Black culture evolves despite society

Everywhere you go, you can see snatches of our lifestyles. Trends that whitesoriginally wanted no part of are now being reproduced at alarming rates. Hip hopartists sell more albums through their white fan bases than through black fans.

Unfortunately, from what mainstream America sees, and consequently the rest ofthe world, black culture is no more than foul-mouthed thugs, poor, singlemothers and booty shaking. While white America may have taken a liking to themost superficial aspects of black culture, they have yet to understand andaccept the deeper, more complex facets.

The black American culture, like any other culture, draws extensively from thepast. Trendy traditions like cornrows and hoop earrings date as far back as ourpre-slavery days in Africa. More recent traditions such as Kwanzaa and MartinLuther King, Jr. Day offer opportunities for black Americans to celebrate aheritage mainstream America doesn’t recognize.

Contrary to popular beliefs, not all black men are athletes, rappers and drugdealers. True, we have our fair share of each of these, but no more than ourwhite counterparts.

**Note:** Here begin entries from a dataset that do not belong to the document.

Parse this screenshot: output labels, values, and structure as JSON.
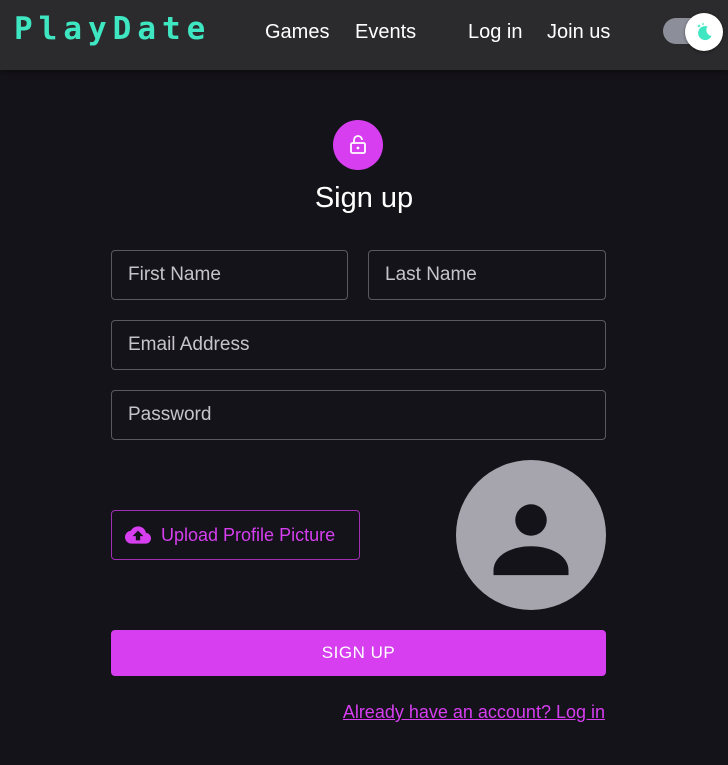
{
  "header": {
    "logo": "PlayDate",
    "nav": [
      "Games",
      "Events"
    ],
    "login": "Log in",
    "join": "Join us",
    "theme_toggle_icon": "moon-icon"
  },
  "form": {
    "title": "Sign up",
    "lock_icon": "lock-open-icon",
    "first_name_placeholder": "First Name",
    "last_name_placeholder": "Last Name",
    "email_placeholder": "Email Address",
    "password_placeholder": "Password",
    "upload_label": "Upload Profile Picture",
    "upload_icon": "cloud-upload-icon",
    "avatar_icon": "person-icon",
    "submit_label": "SIGN UP",
    "login_link": "Already have an account? Log in"
  },
  "colors": {
    "background": "#141319",
    "header": "#2b2b2e",
    "logo": "#3ee6c1",
    "accent": "#d63ef0",
    "avatar": "#a6a5ad"
  }
}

Even if our surgeons, mayors and entrepreneurs arenonexistent on TV, they do exist.

Statisticians love pointing out the apparent collapse of the black family,noting how many of us are raised by grandparents and other older, extendedfamily members. They neglect, of course, to analyze the many cultural lessons welearn from their presences in our lives. Without the elders in our families, whowould know the recipe for candied yams? How can we be proud of where we’re goingif they didn’t tell us where they had been?

Despite the negative views from people who don’t understand it, the culture ofblack America will continue to evolve. Through the successes of black graduates,the election of more blacks to higher political positions and the philanthropicsupport of black artists, filmmakers and business owners, we can change the faceof our culture as it’s seen by the world.

Marie Frasier, 20, is a junior English education student from Columbus, Ohio.She is the Opinions Editor and can be reached at